Data for review
====

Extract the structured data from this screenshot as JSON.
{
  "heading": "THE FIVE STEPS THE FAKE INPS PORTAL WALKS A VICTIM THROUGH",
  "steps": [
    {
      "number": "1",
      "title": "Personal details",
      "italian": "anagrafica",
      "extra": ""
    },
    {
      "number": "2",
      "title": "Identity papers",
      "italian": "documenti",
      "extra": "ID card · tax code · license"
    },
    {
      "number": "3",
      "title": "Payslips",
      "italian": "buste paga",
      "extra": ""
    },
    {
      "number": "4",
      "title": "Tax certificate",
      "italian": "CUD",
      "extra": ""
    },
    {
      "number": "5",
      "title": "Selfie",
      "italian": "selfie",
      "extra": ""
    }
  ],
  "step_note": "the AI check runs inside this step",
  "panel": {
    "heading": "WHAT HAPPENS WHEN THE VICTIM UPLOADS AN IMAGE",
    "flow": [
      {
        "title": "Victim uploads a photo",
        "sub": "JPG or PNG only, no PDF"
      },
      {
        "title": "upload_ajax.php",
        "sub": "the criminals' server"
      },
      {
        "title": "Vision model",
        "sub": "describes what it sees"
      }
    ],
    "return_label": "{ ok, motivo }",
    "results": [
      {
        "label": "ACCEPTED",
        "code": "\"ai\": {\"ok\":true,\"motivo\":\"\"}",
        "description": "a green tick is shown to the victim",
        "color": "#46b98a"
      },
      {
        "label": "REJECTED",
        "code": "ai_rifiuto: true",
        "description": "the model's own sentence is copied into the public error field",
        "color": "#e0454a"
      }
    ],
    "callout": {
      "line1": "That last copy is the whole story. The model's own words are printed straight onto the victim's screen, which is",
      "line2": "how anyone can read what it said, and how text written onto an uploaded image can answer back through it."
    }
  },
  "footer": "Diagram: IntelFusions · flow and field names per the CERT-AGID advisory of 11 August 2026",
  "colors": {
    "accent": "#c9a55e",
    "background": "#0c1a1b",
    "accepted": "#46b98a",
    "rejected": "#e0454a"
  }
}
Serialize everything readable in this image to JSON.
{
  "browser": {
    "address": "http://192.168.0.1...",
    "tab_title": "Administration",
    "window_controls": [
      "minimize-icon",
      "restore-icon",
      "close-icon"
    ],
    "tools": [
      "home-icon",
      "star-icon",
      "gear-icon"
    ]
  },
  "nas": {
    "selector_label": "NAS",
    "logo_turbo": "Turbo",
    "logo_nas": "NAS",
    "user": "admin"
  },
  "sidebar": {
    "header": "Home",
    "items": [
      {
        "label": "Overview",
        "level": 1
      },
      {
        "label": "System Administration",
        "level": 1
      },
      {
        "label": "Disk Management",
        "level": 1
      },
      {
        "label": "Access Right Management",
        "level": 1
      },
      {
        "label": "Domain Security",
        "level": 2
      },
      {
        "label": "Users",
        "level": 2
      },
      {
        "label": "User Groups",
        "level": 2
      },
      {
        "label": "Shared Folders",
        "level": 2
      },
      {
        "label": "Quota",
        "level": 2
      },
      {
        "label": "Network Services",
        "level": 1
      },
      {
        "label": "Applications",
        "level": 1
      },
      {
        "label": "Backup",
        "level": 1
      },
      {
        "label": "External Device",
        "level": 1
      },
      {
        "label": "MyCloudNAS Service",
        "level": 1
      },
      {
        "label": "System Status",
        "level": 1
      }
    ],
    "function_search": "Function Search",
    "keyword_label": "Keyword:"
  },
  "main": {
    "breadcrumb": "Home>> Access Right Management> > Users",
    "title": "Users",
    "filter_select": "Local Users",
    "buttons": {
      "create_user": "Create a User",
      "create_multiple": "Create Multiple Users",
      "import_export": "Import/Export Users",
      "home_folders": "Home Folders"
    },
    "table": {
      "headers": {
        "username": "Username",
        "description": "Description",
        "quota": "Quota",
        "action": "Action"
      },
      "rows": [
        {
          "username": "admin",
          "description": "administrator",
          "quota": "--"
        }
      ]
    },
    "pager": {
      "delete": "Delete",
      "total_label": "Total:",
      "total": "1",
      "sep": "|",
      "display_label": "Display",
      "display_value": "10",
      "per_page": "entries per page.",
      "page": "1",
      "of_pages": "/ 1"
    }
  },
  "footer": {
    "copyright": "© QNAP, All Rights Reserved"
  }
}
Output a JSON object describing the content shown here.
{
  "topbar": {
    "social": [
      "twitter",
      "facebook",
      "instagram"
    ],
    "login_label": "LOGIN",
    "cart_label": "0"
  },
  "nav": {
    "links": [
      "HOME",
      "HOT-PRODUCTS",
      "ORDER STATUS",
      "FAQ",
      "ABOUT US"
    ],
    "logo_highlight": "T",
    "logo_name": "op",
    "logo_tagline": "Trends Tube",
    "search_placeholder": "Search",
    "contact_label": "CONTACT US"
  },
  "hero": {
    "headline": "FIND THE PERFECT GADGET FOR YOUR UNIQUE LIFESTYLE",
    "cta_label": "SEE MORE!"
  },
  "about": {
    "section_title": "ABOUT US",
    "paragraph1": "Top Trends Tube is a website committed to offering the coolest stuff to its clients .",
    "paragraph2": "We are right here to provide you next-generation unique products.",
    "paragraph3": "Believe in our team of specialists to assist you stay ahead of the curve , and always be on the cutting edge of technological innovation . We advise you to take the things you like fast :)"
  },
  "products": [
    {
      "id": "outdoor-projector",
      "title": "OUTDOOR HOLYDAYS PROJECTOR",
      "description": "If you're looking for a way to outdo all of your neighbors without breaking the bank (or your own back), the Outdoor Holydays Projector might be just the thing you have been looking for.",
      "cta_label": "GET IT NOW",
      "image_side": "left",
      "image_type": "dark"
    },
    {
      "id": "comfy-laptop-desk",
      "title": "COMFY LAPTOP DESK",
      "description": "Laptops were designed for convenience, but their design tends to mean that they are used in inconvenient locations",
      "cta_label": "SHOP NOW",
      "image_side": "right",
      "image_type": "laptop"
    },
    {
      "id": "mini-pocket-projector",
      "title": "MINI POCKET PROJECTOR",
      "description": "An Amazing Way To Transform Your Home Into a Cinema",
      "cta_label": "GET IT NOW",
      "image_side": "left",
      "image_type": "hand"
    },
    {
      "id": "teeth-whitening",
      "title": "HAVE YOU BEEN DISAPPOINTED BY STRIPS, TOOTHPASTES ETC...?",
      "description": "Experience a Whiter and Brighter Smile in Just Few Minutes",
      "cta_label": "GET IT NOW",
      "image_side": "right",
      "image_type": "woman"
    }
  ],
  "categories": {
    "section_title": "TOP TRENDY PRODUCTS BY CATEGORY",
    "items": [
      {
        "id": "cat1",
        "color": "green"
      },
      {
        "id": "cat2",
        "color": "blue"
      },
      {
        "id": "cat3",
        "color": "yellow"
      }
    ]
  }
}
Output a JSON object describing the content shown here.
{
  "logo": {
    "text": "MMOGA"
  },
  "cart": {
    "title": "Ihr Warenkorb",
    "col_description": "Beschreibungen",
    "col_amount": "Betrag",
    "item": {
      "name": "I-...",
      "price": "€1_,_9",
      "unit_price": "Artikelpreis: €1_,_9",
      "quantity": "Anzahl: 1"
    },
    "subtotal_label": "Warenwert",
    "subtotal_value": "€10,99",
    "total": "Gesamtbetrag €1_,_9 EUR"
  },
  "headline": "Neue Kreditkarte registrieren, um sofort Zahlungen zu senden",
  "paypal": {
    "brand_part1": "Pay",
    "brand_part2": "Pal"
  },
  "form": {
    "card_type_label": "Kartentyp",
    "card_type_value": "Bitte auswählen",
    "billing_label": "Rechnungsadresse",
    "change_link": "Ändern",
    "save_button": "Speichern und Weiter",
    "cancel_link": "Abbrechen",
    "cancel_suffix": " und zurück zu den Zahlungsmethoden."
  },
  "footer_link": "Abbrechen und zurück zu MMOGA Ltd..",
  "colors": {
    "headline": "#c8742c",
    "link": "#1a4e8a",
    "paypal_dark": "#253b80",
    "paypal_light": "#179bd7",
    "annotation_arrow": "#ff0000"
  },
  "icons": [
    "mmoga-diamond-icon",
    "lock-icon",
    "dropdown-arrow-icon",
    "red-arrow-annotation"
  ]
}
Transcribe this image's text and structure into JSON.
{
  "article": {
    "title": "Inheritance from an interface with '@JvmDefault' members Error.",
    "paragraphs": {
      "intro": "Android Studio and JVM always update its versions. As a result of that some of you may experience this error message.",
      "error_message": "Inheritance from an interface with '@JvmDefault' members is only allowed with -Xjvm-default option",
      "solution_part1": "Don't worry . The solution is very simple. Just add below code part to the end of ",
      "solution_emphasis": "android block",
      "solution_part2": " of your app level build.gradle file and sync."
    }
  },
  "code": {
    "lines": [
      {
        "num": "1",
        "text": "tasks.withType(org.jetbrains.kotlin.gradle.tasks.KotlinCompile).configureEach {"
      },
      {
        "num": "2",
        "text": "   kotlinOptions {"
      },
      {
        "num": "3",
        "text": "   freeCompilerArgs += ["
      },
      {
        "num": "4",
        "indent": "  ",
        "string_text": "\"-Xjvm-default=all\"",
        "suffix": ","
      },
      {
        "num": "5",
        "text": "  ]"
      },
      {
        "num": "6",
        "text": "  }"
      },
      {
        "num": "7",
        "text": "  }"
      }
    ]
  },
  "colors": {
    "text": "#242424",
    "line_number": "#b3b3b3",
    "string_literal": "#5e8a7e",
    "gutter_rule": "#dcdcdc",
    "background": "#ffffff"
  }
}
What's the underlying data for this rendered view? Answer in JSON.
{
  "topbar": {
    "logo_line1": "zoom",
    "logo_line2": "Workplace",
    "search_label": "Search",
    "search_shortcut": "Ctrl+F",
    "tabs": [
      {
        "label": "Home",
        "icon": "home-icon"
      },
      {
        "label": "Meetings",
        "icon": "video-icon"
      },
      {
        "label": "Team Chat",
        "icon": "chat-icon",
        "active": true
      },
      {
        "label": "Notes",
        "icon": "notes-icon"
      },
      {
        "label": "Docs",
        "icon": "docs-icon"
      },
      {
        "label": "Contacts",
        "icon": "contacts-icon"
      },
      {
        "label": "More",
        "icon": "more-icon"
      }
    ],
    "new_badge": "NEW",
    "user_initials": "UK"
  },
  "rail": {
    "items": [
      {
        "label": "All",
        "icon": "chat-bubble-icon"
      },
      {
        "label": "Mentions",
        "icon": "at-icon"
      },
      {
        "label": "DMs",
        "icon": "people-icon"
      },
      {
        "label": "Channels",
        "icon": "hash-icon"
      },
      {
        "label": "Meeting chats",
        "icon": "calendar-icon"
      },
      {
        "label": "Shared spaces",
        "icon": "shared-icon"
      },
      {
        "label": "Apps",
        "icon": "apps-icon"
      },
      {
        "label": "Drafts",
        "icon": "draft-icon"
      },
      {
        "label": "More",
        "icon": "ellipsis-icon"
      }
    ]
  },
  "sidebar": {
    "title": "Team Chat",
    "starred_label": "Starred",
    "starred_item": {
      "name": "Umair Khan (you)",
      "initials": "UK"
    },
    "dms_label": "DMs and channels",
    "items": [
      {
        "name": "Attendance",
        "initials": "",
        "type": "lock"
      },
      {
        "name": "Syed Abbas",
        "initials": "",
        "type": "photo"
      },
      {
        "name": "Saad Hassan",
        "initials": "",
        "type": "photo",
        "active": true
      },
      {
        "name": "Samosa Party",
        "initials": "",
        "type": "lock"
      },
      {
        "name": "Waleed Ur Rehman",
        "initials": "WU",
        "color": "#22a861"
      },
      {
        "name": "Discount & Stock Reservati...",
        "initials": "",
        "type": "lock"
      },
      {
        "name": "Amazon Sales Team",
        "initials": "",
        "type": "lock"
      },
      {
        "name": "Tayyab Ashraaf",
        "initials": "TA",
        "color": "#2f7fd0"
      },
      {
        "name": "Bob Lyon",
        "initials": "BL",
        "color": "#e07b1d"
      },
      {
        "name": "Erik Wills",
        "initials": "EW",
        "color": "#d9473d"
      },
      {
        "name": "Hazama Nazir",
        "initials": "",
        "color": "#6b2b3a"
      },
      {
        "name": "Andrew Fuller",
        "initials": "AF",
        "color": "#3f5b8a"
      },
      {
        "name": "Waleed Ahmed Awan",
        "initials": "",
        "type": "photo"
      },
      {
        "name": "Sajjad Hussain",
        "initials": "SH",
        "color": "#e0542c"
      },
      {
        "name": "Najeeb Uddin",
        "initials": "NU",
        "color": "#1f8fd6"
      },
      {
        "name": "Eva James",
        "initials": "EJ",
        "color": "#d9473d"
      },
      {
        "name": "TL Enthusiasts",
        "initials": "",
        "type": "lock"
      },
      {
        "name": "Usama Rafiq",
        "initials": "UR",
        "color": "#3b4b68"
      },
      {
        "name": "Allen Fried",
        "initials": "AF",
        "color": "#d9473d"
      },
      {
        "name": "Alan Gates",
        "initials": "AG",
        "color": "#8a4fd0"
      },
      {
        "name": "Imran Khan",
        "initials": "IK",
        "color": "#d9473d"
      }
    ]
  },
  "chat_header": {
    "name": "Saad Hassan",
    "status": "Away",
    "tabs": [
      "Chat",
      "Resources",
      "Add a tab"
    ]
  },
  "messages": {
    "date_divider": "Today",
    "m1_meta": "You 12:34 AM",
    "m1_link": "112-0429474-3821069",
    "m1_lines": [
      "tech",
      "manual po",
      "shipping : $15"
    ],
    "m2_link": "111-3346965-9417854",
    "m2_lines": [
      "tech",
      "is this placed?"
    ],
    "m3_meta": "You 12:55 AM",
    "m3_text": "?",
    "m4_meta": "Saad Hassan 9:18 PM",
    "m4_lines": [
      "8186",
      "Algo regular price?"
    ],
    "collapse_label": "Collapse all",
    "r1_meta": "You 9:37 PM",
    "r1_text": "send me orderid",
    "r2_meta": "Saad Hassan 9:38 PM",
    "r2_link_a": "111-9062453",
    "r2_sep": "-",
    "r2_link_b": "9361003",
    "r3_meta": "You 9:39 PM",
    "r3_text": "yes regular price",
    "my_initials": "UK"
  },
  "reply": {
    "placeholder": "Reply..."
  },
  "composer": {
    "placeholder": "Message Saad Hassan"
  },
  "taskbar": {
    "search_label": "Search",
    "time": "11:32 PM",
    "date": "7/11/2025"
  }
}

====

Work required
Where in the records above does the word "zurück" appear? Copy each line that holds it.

Answer area
    "cancel_suffix": " und zurück zu den Zahlungsmethoden."
  "footer_link": "Abbrechen und zurück zu MMOGA Ltd..",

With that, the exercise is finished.